━━ Data records

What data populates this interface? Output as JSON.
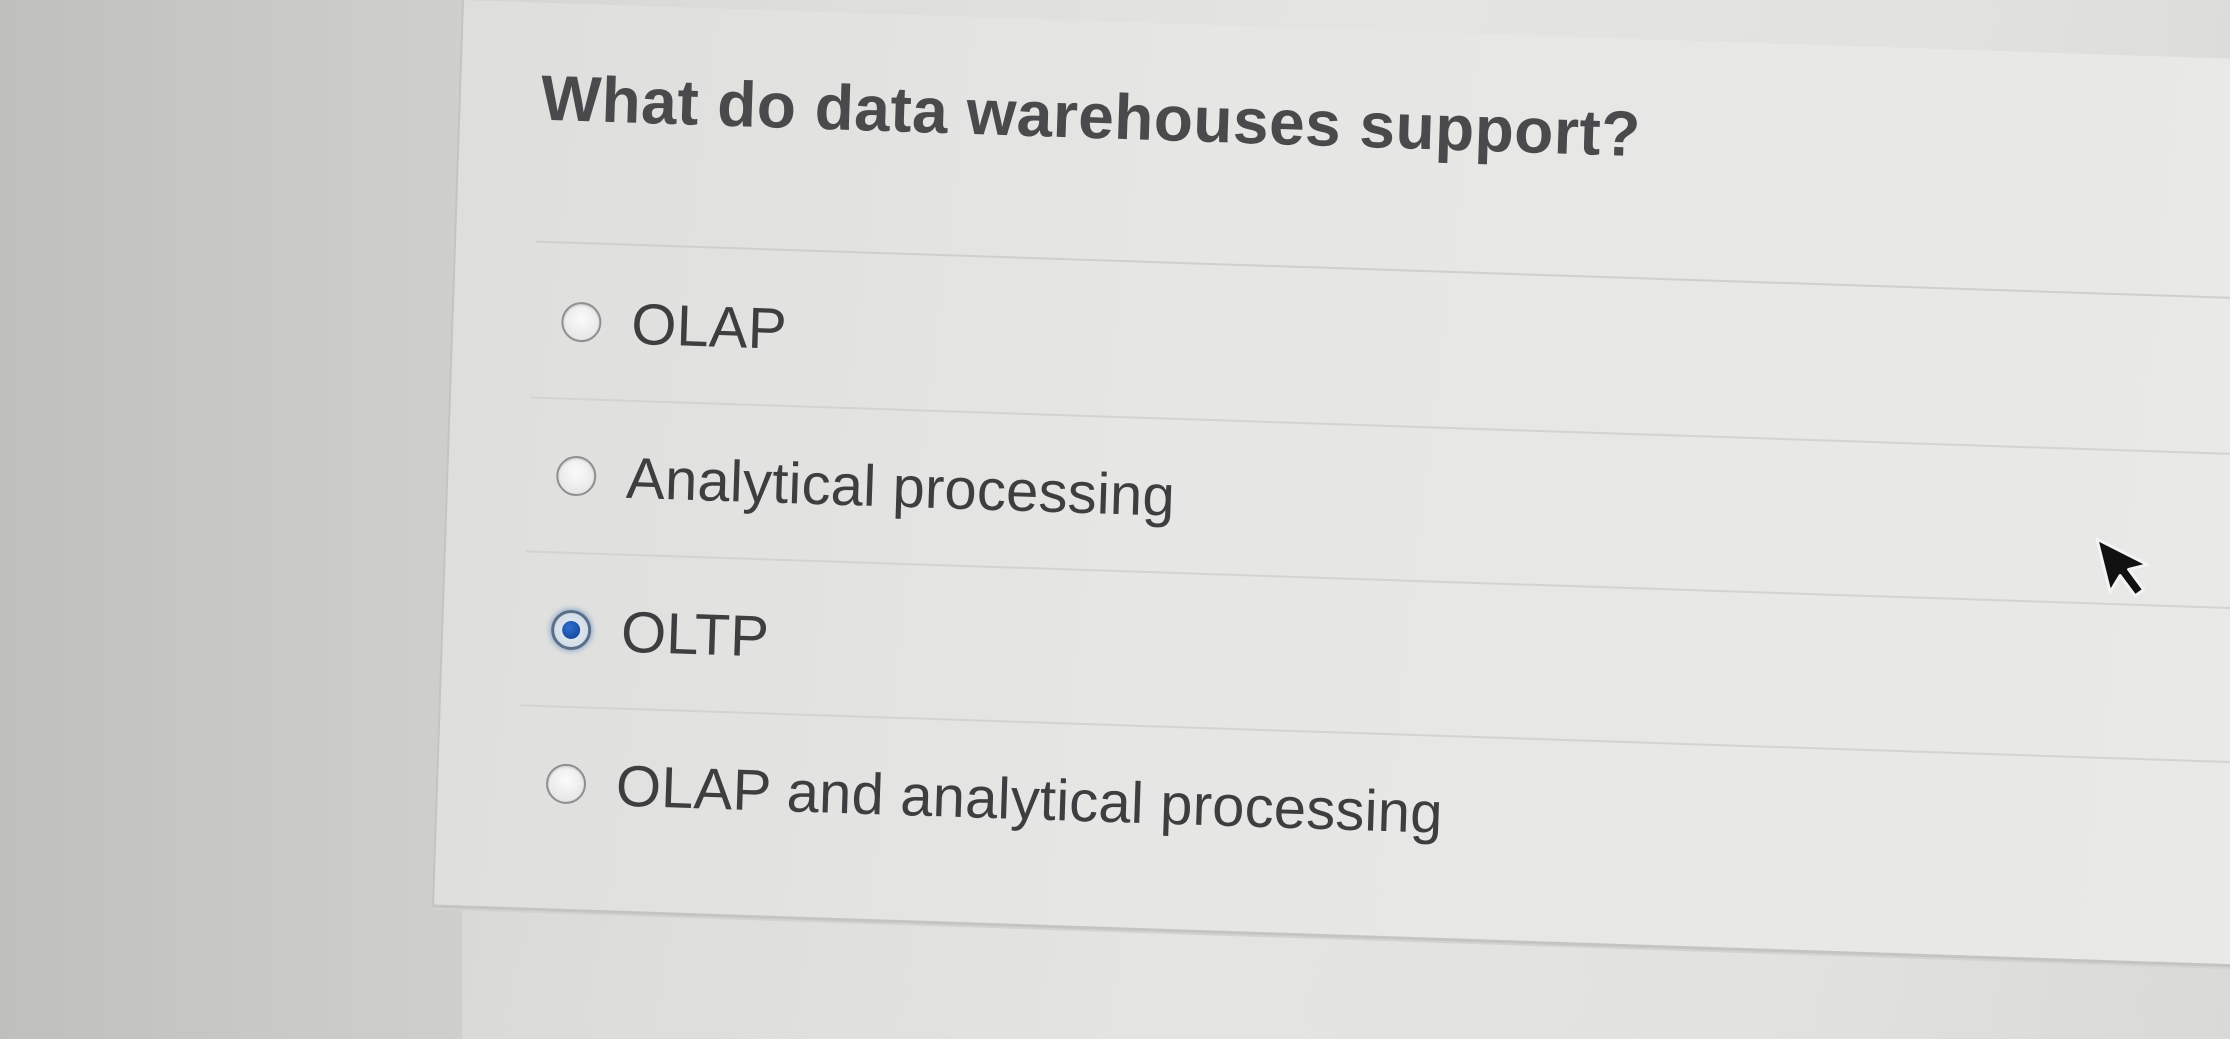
{
  "question": {
    "text": "What do data warehouses support?"
  },
  "options": [
    {
      "label": "OLAP",
      "selected": false
    },
    {
      "label": "Analytical processing",
      "selected": false
    },
    {
      "label": "OLTP",
      "selected": true
    },
    {
      "label": "OLAP and analytical processing",
      "selected": false
    }
  ],
  "colors": {
    "selected_radio": "#1f56b0",
    "text": "#3e3e40",
    "background": "#e4e4e2"
  },
  "icons": {
    "cursor": "arrow-cursor-icon",
    "radio": "radio-button-icon"
  }
}
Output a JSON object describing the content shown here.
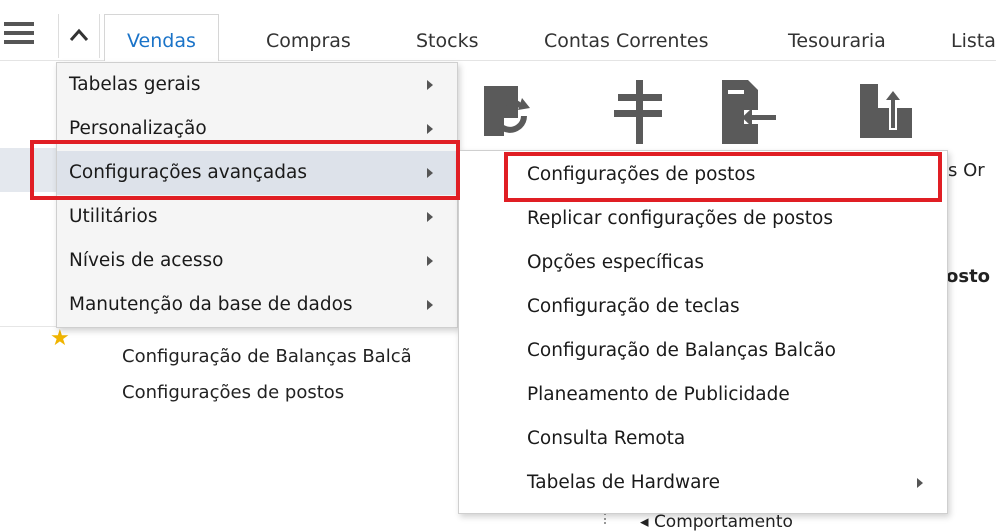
{
  "tabs": [
    {
      "label": "Vendas",
      "active": true
    },
    {
      "label": "Compras"
    },
    {
      "label": "Stocks"
    },
    {
      "label": "Contas Correntes"
    },
    {
      "label": "Tesouraria"
    },
    {
      "label": "Lista"
    }
  ],
  "background": {
    "right_label_1": "s Or",
    "right_label_2": "osto",
    "tree_items": [
      "Configuração de Balanças Balcã",
      "Configurações de postos"
    ],
    "bottom_partial": "Comportamento"
  },
  "menu": {
    "items": [
      {
        "label": "Tabelas gerais",
        "has_submenu": true
      },
      {
        "label": "Personalização",
        "has_submenu": true
      },
      {
        "label": "Configurações avançadas",
        "has_submenu": true,
        "highlighted": true
      },
      {
        "label": "Utilitários",
        "has_submenu": true
      },
      {
        "label": "Níveis de acesso",
        "has_submenu": true
      },
      {
        "label": "Manutenção da base de dados",
        "has_submenu": true
      }
    ]
  },
  "submenu": {
    "items": [
      {
        "label": "Configurações de postos",
        "outlined": true
      },
      {
        "label": "Replicar configurações de postos"
      },
      {
        "label": "Opções específicas"
      },
      {
        "label": "Configuração de teclas"
      },
      {
        "label": "Configuração de Balanças Balcão"
      },
      {
        "label": "Planeamento de Publicidade"
      },
      {
        "label": "Consulta Remota"
      },
      {
        "label": "Tabelas de Hardware",
        "has_submenu": true
      }
    ]
  },
  "colors": {
    "accent": "#1a73c8",
    "highlight_box": "#e01e24",
    "icon": "#5a5a5a",
    "star": "#f0b400"
  }
}
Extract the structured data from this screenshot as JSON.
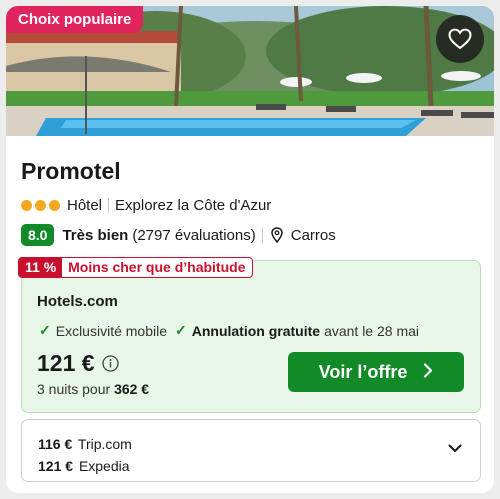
{
  "badge": "Choix populaire",
  "hotel": {
    "name": "Promotel",
    "stars": 3,
    "type": "Hôtel",
    "tagline": "Explorez la Côte d'Azur",
    "score": "8.0",
    "rating_word": "Très bien",
    "reviews": "(2797 évaluations)",
    "location": "Carros"
  },
  "offer": {
    "discount_pct": "11 %",
    "discount_text": "Moins cher que d’habitude",
    "provider": "Hotels.com",
    "perk1": "Exclusivité mobile",
    "perk2_strong": "Annulation gratuite",
    "perk2_rest": "avant le 28 mai",
    "price": "121 €",
    "nights_label": "3 nuits pour",
    "total": "362 €",
    "cta": "Voir l’offre"
  },
  "others": [
    {
      "price": "116 €",
      "site": "Trip.com"
    },
    {
      "price": "121 €",
      "site": "Expedia"
    }
  ],
  "colors": {
    "badge": "#e0245e",
    "score": "#128a27",
    "cta": "#128a27",
    "discount": "#c8102e",
    "offer_bg": "#e7f6e6",
    "stars": "#f5a623"
  },
  "icons": [
    "heart-icon",
    "map-pin-icon",
    "info-icon",
    "check-icon",
    "chevron-right-icon",
    "chevron-down-icon"
  ]
}
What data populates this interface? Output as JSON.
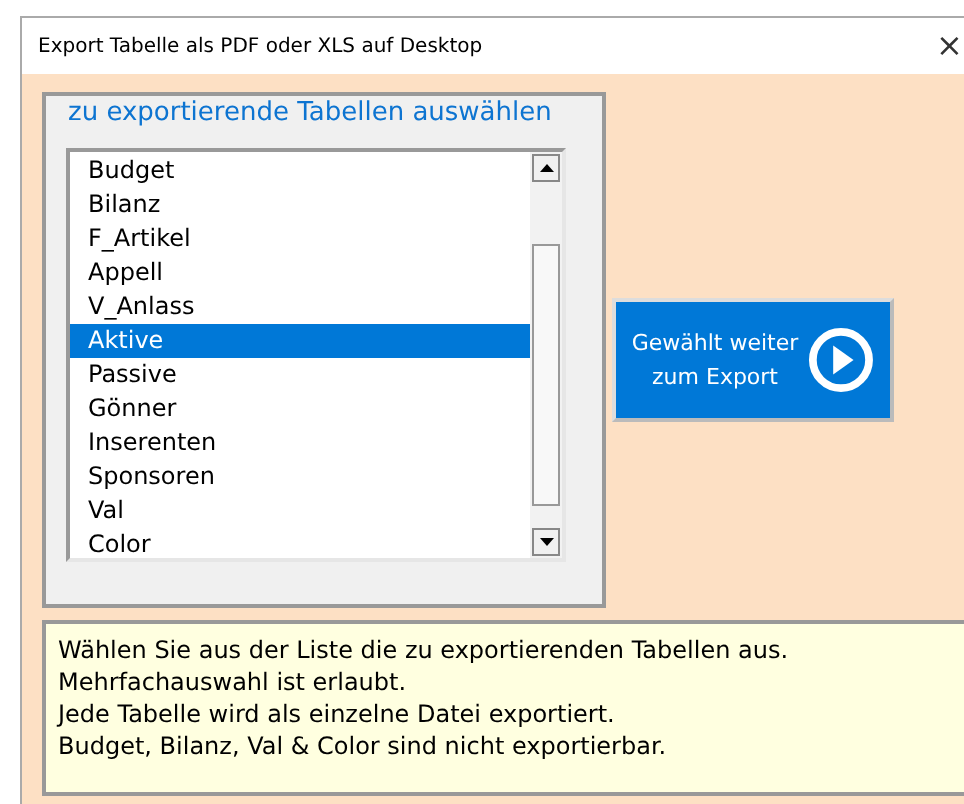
{
  "window": {
    "title": "Export Tabelle als PDF oder XLS auf Desktop",
    "close": "×"
  },
  "frame": {
    "title": "zu exportierende Tabellen auswählen"
  },
  "list": {
    "items": [
      {
        "label": "Budget",
        "selected": false
      },
      {
        "label": "Bilanz",
        "selected": false
      },
      {
        "label": "F_Artikel",
        "selected": false
      },
      {
        "label": "Appell",
        "selected": false
      },
      {
        "label": "V_Anlass",
        "selected": false
      },
      {
        "label": "Aktive",
        "selected": true
      },
      {
        "label": "Passive",
        "selected": false
      },
      {
        "label": "Gönner",
        "selected": false
      },
      {
        "label": "Inserenten",
        "selected": false
      },
      {
        "label": "Sponsoren",
        "selected": false
      },
      {
        "label": "Val",
        "selected": false
      },
      {
        "label": "Color",
        "selected": false
      }
    ]
  },
  "export_button": {
    "label": "Gewählt weiter zum Export"
  },
  "info": {
    "lines": [
      "Wählen Sie aus der Liste die zu exportierenden Tabellen aus.",
      "Mehrfachauswahl ist erlaubt.",
      "Jede Tabelle wird als einzelne Datei exportiert.",
      "Budget, Bilanz, Val & Color sind nicht exportierbar."
    ]
  }
}
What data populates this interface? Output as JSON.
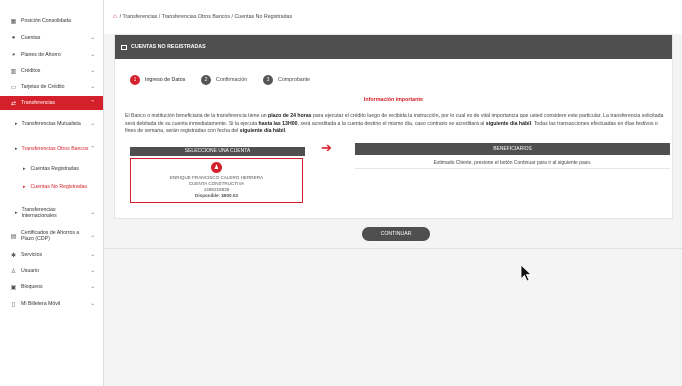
{
  "sidebar": {
    "items": [
      {
        "label": "Posición Consolidada",
        "icon": "grid-icon",
        "chevron": ""
      },
      {
        "label": "Cuentas",
        "icon": "wallet-icon",
        "chevron": "⌄"
      },
      {
        "label": "Planes de Ahorro",
        "icon": "piggy-bank-icon",
        "chevron": "⌄"
      },
      {
        "label": "Créditos",
        "icon": "bar-chart-icon",
        "chevron": "⌄"
      },
      {
        "label": "Tarjetas de Crédito",
        "icon": "credit-card-icon",
        "chevron": "⌄"
      },
      {
        "label": "Transferencias",
        "icon": "transfer-icon",
        "chevron": "⌃"
      },
      {
        "label": "Certificados de Ahorros a Plazo (CDP)",
        "icon": "certificate-icon",
        "chevron": "⌄"
      },
      {
        "label": "Servicios",
        "icon": "services-icon",
        "chevron": "⌄"
      },
      {
        "label": "Usuario",
        "icon": "user-icon",
        "chevron": "⌄"
      },
      {
        "label": "Bloqueos",
        "icon": "lock-icon",
        "chevron": "⌄"
      },
      {
        "label": "Mi Billetera Móvil",
        "icon": "phone-icon",
        "chevron": "⌄"
      }
    ],
    "transfer_sub": [
      {
        "label": "Transferencias Mutualista",
        "chevron": "⌄"
      },
      {
        "label": "Transferencias Otros Bancos",
        "chevron": "⌃"
      },
      {
        "label": "Transferencias Internacionales",
        "chevron": "⌄"
      }
    ],
    "other_banks_sub": [
      {
        "label": "Cuentas Registradas"
      },
      {
        "label": "Cuentas No Registradas"
      }
    ]
  },
  "breadcrumb": {
    "text": "/ Transferencias / Transferencias Otros Bancos / Cuentas No Registradas"
  },
  "card": {
    "title": "CUENTAS NO REGISTRADAS",
    "steps": [
      {
        "num": "1",
        "label": "Ingreso de Datos"
      },
      {
        "num": "2",
        "label": "Confirmación"
      },
      {
        "num": "3",
        "label": "Comprobante"
      }
    ],
    "info_title": "Información importante",
    "info_p1": "El Banco o institución beneficiaria de la transferencia tiene un ",
    "info_b1": "plazo de 24 horas",
    "info_p2": " para ejecutar el crédito luego de recibida la instrucción, por lo cual es de vital importancia que usted considere este particular. La transferencia solicitada será debitada de su cuenta inmediatamente. Si la ejecuta ",
    "info_b2": "hasta las 13H00",
    "info_p3": ", será acreditada a la cuenta destino el mismo día, caso contrario se acreditará al ",
    "info_b3": "siguiente día hábil",
    "info_p4": ". Todas las transacciones efectuadas en días festivos o fines de semana, serán registradas con fecha del ",
    "info_b4": "siguiente día hábil",
    "info_p5": ".",
    "select_label": "SELECCIONE UNA CUENTA",
    "account": {
      "name": "ENRIQUE FRANCISCO CALERO HERRERA",
      "type": "CUENTA CONSTRUCTIVA",
      "number": "1486218835",
      "available": "Disponible: $800.03"
    },
    "arrow": "➔",
    "beneficiaries_label": "BENEFICIARIOS",
    "beneficiaries_text": "Estimado Cliente, presione el botón Continuar para ir al siguiente paso."
  },
  "continue_label": "CONTINUAR"
}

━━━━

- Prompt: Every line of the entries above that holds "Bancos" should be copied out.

- Expected answer:
        "label": "Transferencias Otros Bancos",
    "text": "/ Transferencias / Transferencias Otros Bancos / Cuentas No Registradas"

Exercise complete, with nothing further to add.